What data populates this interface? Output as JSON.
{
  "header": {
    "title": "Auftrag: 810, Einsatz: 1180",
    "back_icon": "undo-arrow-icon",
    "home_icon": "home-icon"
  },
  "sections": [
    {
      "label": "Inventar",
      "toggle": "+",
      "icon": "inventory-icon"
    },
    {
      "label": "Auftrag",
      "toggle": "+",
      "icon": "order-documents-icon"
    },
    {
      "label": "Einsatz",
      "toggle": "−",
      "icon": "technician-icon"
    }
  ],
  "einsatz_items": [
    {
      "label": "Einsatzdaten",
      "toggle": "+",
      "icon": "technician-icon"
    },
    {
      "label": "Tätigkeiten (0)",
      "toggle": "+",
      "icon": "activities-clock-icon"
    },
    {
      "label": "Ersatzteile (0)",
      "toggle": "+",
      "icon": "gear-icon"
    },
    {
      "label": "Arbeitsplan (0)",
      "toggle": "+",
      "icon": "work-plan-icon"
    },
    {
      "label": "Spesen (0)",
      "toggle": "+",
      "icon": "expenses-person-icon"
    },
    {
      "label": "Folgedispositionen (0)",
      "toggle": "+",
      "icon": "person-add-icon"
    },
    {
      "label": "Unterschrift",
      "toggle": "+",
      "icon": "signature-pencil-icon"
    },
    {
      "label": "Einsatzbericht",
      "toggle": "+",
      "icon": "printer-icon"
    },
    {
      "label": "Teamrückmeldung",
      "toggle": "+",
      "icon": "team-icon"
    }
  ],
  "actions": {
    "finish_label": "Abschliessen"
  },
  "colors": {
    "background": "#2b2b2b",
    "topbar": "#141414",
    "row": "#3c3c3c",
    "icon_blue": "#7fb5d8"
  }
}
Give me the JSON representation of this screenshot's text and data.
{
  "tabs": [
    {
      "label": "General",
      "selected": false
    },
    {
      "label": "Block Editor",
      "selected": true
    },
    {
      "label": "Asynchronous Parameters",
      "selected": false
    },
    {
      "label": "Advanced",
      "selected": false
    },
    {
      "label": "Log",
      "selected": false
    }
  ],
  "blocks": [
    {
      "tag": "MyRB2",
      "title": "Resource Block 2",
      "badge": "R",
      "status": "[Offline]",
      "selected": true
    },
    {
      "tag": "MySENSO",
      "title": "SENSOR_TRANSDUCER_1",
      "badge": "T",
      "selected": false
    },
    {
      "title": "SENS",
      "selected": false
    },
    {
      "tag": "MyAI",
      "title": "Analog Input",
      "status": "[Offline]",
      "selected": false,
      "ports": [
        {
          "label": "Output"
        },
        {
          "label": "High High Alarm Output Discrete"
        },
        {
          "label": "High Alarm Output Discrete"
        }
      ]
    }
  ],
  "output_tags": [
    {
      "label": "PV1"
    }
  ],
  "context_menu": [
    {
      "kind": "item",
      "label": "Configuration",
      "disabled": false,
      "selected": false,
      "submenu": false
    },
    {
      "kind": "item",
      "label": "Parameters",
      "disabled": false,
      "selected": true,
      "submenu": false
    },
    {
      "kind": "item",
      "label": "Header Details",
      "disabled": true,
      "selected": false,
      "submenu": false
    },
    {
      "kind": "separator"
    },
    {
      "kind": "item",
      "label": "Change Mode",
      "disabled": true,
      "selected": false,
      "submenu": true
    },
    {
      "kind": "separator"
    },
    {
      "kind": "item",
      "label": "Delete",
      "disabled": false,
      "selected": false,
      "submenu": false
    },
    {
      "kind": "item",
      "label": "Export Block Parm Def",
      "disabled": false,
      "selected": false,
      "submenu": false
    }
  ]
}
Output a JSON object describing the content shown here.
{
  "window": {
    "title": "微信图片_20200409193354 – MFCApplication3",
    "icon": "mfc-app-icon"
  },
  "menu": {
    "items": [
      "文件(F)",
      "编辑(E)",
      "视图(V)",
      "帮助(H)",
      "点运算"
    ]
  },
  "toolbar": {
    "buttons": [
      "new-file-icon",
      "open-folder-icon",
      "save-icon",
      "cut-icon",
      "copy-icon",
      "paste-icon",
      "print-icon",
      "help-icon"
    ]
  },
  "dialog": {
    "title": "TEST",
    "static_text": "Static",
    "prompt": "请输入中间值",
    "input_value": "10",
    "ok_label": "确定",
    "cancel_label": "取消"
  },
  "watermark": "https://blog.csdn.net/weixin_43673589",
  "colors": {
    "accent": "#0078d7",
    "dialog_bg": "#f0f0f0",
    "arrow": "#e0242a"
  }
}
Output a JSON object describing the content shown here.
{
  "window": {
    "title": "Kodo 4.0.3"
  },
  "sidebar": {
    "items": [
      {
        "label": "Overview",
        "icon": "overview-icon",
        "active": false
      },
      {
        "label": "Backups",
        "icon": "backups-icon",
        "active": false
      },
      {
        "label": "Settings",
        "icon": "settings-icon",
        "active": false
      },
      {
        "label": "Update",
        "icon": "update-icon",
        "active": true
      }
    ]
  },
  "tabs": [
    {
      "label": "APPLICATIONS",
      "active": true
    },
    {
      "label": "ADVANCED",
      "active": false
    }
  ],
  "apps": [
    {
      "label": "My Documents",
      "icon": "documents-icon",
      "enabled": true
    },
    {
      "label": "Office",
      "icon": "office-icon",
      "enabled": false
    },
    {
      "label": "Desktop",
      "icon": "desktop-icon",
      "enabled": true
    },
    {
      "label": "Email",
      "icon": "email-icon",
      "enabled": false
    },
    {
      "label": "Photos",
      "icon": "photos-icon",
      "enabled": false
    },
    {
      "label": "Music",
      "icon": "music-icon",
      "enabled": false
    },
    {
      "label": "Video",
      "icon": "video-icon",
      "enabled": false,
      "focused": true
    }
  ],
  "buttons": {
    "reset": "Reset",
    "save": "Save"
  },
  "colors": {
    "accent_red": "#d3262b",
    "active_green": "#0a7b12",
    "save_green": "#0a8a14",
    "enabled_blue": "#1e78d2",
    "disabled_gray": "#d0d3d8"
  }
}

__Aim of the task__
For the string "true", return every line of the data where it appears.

__Output for this task__
      "selected": true
      "selected": true
      "selected": true,
      "disabled": true,
      "disabled": true,
      "submenu": true
        "active": true
      "active": true
      "enabled": true
      "enabled": true
      "focused": true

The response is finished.